For geographical reasons that are beyond me, a 10-minute drive south of LAX will land you in a section of town that holds one of the best collection of Mexican seafood restaurants in Los Angeles. Draw a small circle on a map where the nebulous borders of Inglewood, Lennox and Hawthorne cross and you will find it includes such solid marisquerias as El Puerto Escondido, Mariscos Moni, and the highly-regarded Mariscos Chente, roughly forming a Bermuda Triangle of mariscos inside of which many others are hidden. One of my current favorites is the tiny La Sirena Azul, which lies in a quiet stretch of Century Boulevard located in South Inglewood. It’s not so much a restaurant as a kitchen with few tables out front, flanked on either side by a dusty jukebox and a beer cooler. From the dining room you can see large pots of stew bubbling on the stove and the remains of freshly shucked oyster halves lining the counter. La Sirena’s chef and owner hails from north of Puerto Vallarta, a city which prides itself on it’s seafood, so it’s not much of a surprise to see the menu is composed of the quintessential dishes from the Mexican coast: ceviches, cocteles, aguachiles and pescado frito. Come around 4 o’clock, and you will find the place packed with Latino workers craving a refreshing meal after a long day.
On almost every table you’ll see severals tostadas de ceviche, which can be had for only a $1.50 each. A crispy tortilla is topped with either pescado (tilapia), camaron (shrimp), pulpo (octopus) or abúlon (abalone) then mixed with lime juice, tomatoes, cilantro and onions and topped with a few slivers of avocado. The ceviche de camaron in particular, is one of the best I’ve had, the sweet tender shrimp balancing the acid of the lime juice nicely. Further improvements can be had with a fews shakes of their home-made hot sauce, which sits on the table disguised in refilled Tapatio bottles, though La Sirena’s version is much spicy and thicker than the commercial hot sauce it replaces. Also popular is the michelada, a oddly-quenching combination of beer, Clamato, lime and salt, which can be best described as the cerveza-based cousin of a Bloody Mary. The cocteles, seafood cocktails, arrive in massive glass goblets brimming with cilantro, avocado and a briny broth that is enhanced by the unlikely, but tasty, combination of what seems to be ketchup and orange juice. A spoon comes alongside, though most prefer scooping up massive hunks of seafood with the provided basket of tortilla chips.

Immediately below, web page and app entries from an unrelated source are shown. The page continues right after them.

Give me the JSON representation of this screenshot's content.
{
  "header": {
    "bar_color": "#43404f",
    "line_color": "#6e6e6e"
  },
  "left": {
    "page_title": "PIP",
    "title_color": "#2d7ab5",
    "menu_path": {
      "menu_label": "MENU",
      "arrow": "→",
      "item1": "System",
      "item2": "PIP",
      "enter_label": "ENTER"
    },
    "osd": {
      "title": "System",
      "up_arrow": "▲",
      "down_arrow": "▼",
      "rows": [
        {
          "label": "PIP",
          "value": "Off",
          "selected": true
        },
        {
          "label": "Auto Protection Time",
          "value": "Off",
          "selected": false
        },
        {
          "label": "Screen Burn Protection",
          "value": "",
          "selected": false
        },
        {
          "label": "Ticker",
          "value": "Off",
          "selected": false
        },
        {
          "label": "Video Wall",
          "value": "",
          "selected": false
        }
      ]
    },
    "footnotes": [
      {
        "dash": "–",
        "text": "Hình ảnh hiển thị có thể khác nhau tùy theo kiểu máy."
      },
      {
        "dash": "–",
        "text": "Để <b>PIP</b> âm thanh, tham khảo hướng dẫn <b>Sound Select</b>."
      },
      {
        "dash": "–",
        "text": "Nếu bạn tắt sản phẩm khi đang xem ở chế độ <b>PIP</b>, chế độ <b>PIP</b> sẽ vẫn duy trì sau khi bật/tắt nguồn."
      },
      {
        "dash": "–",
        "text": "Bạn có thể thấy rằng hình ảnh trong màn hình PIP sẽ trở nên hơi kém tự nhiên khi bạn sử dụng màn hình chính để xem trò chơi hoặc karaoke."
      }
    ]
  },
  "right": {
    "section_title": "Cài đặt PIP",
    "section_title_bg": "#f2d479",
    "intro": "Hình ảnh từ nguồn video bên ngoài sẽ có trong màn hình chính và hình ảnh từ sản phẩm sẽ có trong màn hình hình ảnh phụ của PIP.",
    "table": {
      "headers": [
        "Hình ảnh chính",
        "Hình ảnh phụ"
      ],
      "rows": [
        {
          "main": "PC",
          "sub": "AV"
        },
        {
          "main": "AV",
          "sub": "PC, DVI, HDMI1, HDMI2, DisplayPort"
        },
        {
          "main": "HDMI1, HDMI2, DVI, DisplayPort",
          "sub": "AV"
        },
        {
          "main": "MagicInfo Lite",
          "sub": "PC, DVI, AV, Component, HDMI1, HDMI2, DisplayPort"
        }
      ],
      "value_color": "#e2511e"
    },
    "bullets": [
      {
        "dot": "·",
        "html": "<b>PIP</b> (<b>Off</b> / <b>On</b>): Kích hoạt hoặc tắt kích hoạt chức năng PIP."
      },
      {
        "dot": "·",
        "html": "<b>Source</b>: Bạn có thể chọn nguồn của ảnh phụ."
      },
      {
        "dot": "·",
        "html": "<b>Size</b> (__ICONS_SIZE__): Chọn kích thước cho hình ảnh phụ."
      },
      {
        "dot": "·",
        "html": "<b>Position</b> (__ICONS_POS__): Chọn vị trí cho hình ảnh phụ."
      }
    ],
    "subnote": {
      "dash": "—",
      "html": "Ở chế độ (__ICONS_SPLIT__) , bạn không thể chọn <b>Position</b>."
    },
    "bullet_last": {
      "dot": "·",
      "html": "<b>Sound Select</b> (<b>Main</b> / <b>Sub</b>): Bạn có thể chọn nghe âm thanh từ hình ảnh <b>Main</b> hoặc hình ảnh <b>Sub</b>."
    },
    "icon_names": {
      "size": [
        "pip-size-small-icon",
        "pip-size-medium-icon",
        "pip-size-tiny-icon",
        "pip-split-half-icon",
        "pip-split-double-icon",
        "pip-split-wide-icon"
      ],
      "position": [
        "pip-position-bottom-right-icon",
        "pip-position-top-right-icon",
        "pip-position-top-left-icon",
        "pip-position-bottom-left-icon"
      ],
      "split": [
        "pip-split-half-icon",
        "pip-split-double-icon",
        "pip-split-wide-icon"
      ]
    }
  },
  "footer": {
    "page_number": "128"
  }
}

If you want to venture into true soup category, then you’d be best to order the caldo de siete mares, alliteratively translated as the soup of seven seas. A bowl the size of the a hard-hat is filled a simmering oregano-tinged tomato and fish broth chock full of rough chunks of halibut, with skin and bone intact, clams, shrimp, octopus, and finally, meaty crab legs that jut out from the surface at menacing angles. The broth itself is quite mild, strengthen if you wish by the addition of onions, cilantro or dried chiles. The most reasonable way to eat this soup though is with your hands, cracking crab legs and sucking the tender bits of fish that fall from the bone, while a pile of discarded crustacean carcasses amasses on your plate. Seafood may be a more dainty affair for some, but here it is served in it’s rawest form (literally). A more extravagant meal can certainly be found at nearby Mariscos Chente, but the food here is fresh, flavorful, and homey in it’s own right. It’s the kind of place that makes you understand why savoring an icy beer and plate of ceviche as the sun sets may be one of the best after work rituals this city has to offer.
La Sirena Azul
4545 W Century Blvd
Inglewood, CA 90304